Kirsten Stingle’s use of a bundt pan drew me in, the pan now a skirt for her ceramic torsos. Maybe the whimsy made me look, but it is Stingle’s ability to tell a story through the sculptural details that held my interest. She mixes ceramics and found objects to create narrative figures, drawing on her background in theater to help the stories unfold.
In Renewal, pictured above, a young woman is holding an empty bird’s nest above her found-object skirt. Is the look on her face sadness, contemplation, or could it be something else? Look closely and you will see two baby birds resting on the back of her skirt. A nice reminder that Spring, a time of renewal and rebirth, has arrived. Perhaps her expression is one of quiet joy.

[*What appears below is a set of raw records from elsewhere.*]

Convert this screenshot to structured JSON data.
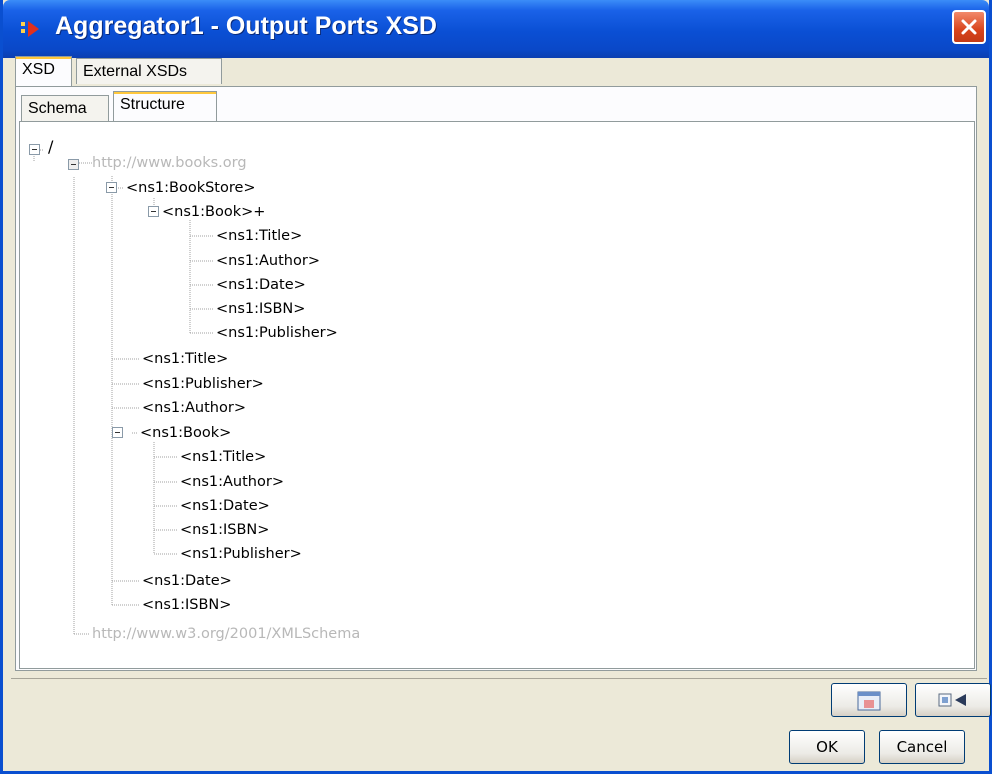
{
  "window": {
    "title": "Aggregator1 - Output Ports XSD",
    "colors": {
      "titlebar": "#0a4fd4",
      "close": "#d9441c",
      "active_tab_accent": "#ffc83c",
      "border": "#0a4fd0"
    }
  },
  "outer_tabs": [
    {
      "label": "XSD",
      "active": true
    },
    {
      "label": "External XSDs",
      "active": false
    }
  ],
  "inner_tabs": [
    {
      "label": "Schema",
      "active": false
    },
    {
      "label": "Structure",
      "active": true
    }
  ],
  "tree": {
    "root": "/",
    "namespace_1": "http://www.books.org",
    "bookstore": "<ns1:BookStore>",
    "book_multi": "<ns1:Book>+",
    "book_multi_children": [
      "<ns1:Title>",
      "<ns1:Author>",
      "<ns1:Date>",
      "<ns1:ISBN>",
      "<ns1:Publisher>"
    ],
    "top_level_elements": [
      "<ns1:Title>",
      "<ns1:Publisher>",
      "<ns1:Author>"
    ],
    "book": "<ns1:Book>",
    "book_children": [
      "<ns1:Title>",
      "<ns1:Author>",
      "<ns1:Date>",
      "<ns1:ISBN>",
      "<ns1:Publisher>"
    ],
    "trailing_elements": [
      "<ns1:Date>",
      "<ns1:ISBN>"
    ],
    "namespace_2": "http://www.w3.org/2001/XMLSchema"
  },
  "buttons": {
    "ok": "OK",
    "cancel": "Cancel",
    "icon_button_1": "image-icon",
    "icon_button_2": "export-arrow-icon"
  }
}
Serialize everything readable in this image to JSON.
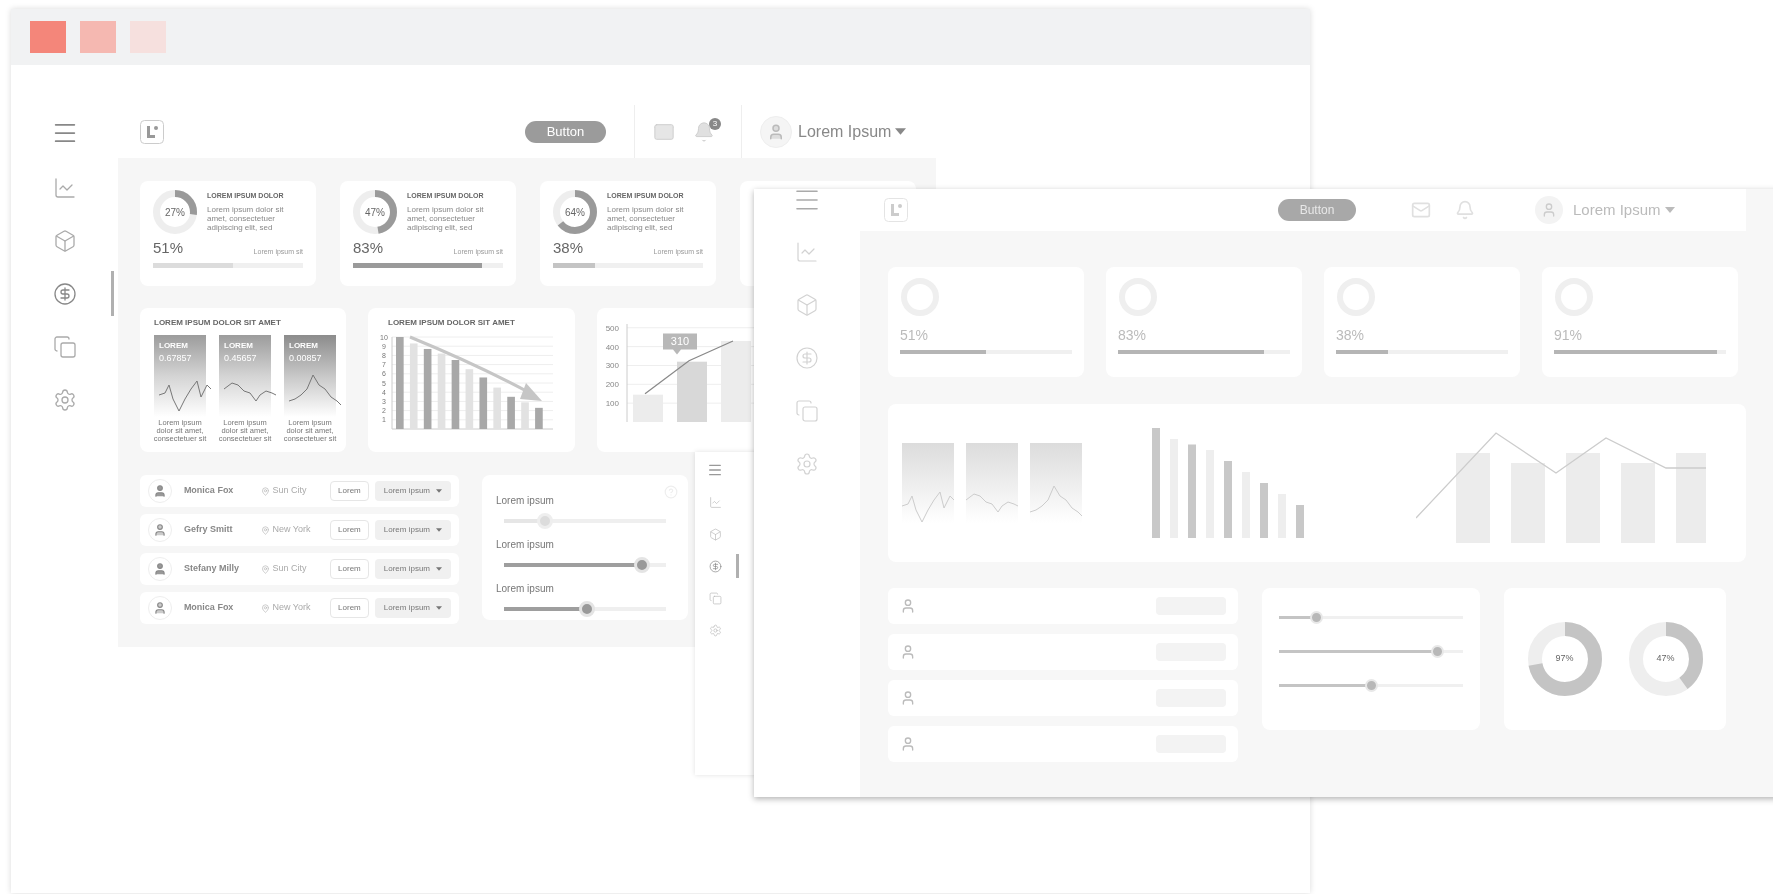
{
  "main_window": {
    "sidebar": {
      "items": [
        {
          "selected": false
        },
        {
          "selected": false
        },
        {
          "selected": true
        },
        {
          "selected": false
        },
        {
          "selected": false
        }
      ]
    },
    "header": {
      "button": "Button",
      "notification_count": "3",
      "user_name": "Lorem Ipsum"
    },
    "stat_cards": [
      {
        "donut": {
          "label": "27%",
          "level": 0.27
        },
        "title": "LOREM IPSUM DOLOR",
        "text": "Lorem ipsum dolor sit amet, consectetuer adipiscing elit, sed",
        "progress": {
          "value": "51%",
          "caption": "Lorem ipsum sit",
          "level": 0.53
        }
      },
      {
        "donut": {
          "label": "47%",
          "level": 0.47
        },
        "title": "LOREM IPSUM DOLOR",
        "text": "Lorem ipsum dolor sit amet, consectetuer adipiscing elit, sed",
        "progress": {
          "value": "83%",
          "caption": "Lorem ipsum sit",
          "level": 0.86
        }
      },
      {
        "donut": {
          "label": "64%",
          "level": 0.64
        },
        "title": "LOREM IPSUM DOLOR",
        "text": "Lorem ipsum dolor sit amet, consectetuer adipiscing elit, sed",
        "progress": {
          "value": "38%",
          "caption": "Lorem ipsum sit",
          "level": 0.28
        }
      }
    ],
    "metrics_card": {
      "title": "LOREM IPSUM DOLOR SIT AMET",
      "tiles": [
        {
          "label": "LOREM",
          "value": "0.67857",
          "caption": "Lorem ipsum dolor sit amet, consectetuer sit"
        },
        {
          "label": "LOREM",
          "value": "0.45657",
          "caption": "Lorem ipsum dolor sit amet, consectetuer sit"
        },
        {
          "label": "LOREM",
          "value": "0.00857",
          "caption": "Lorem ipsum dolor sit amet, consectetuer sit"
        }
      ]
    },
    "bar_chart_card": {
      "title": "LOREM IPSUM DOLOR SIT AMET",
      "chart_data": {
        "type": "bar",
        "values": [
          10,
          9.3,
          8.7,
          8.2,
          7.5,
          6.5,
          5.6,
          4.5,
          3.5,
          2.9,
          2.3
        ],
        "ylim": [
          0,
          10
        ],
        "yticks": [
          1,
          2,
          3,
          4,
          5,
          6,
          7,
          8,
          9,
          10
        ],
        "grid": true
      }
    },
    "line_chart_card": {
      "chart_data": {
        "type": "bar",
        "series": [
          {
            "type": "bar",
            "colors": [
              "#ececec",
              "#d8d8d8",
              "#ececec"
            ],
            "values": [
              145,
              320,
              430
            ]
          },
          {
            "type": "line",
            "values": [
              150,
              325,
              430
            ]
          }
        ],
        "ylim": [
          0,
          520
        ],
        "yticks": [
          100,
          200,
          300,
          400,
          500
        ],
        "grid": true,
        "annotations": [
          "310"
        ]
      }
    },
    "people": [
      {
        "name": "Monica Fox",
        "city": "Sun City",
        "button": "Lorem",
        "dropdown": "Lorem ipsum"
      },
      {
        "name": "Gefry Smitt",
        "city": "New York",
        "button": "Lorem",
        "dropdown": "Lorem ipsum"
      },
      {
        "name": "Stefany Milly",
        "city": "Sun City",
        "button": "Lorem",
        "dropdown": "Lorem ipsum"
      },
      {
        "name": "Monica Fox",
        "city": "New York",
        "button": "Lorem",
        "dropdown": "Lorem ipsum"
      }
    ],
    "sliders": [
      {
        "label": "Lorem ipsum",
        "level": 0.25
      },
      {
        "label": "Lorem ipsum",
        "level": 0.85
      },
      {
        "label": "Lorem ipsum",
        "level": 0.51
      }
    ]
  },
  "side_window": {
    "items": [
      {
        "selected": false
      },
      {
        "selected": false
      },
      {
        "selected": true
      },
      {
        "selected": false
      },
      {
        "selected": false
      }
    ]
  },
  "front_window": {
    "header": {
      "button": "Button",
      "user_name": "Lorem Ipsum"
    },
    "cards": [
      {
        "value": "51%",
        "level": 0.5
      },
      {
        "value": "83%",
        "level": 0.85
      },
      {
        "value": "38%",
        "level": 0.3
      },
      {
        "value": "91%",
        "level": 0.95
      }
    ],
    "sliders": [
      {
        "level": 0.2
      },
      {
        "level": 0.86
      },
      {
        "level": 0.5
      }
    ],
    "donuts": [
      {
        "label": "97%",
        "level": 0.72
      },
      {
        "label": "47%",
        "level": 0.4
      }
    ]
  }
}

Her background in the dramatic arts led her to want to express common threads of the human experience. Stingle was working in the field of welfare policy in New York City when the events of 9/11 happened, which led to a shift back to her creative roots. Says Kirsten, “More than ever I wanted to break down barriers and expose the common threads of humanity through storytelling. This time, however, I turned to ceramic sculpture as a vehicle for my narrative impulses.
~From an article in Multi-Tasking Woman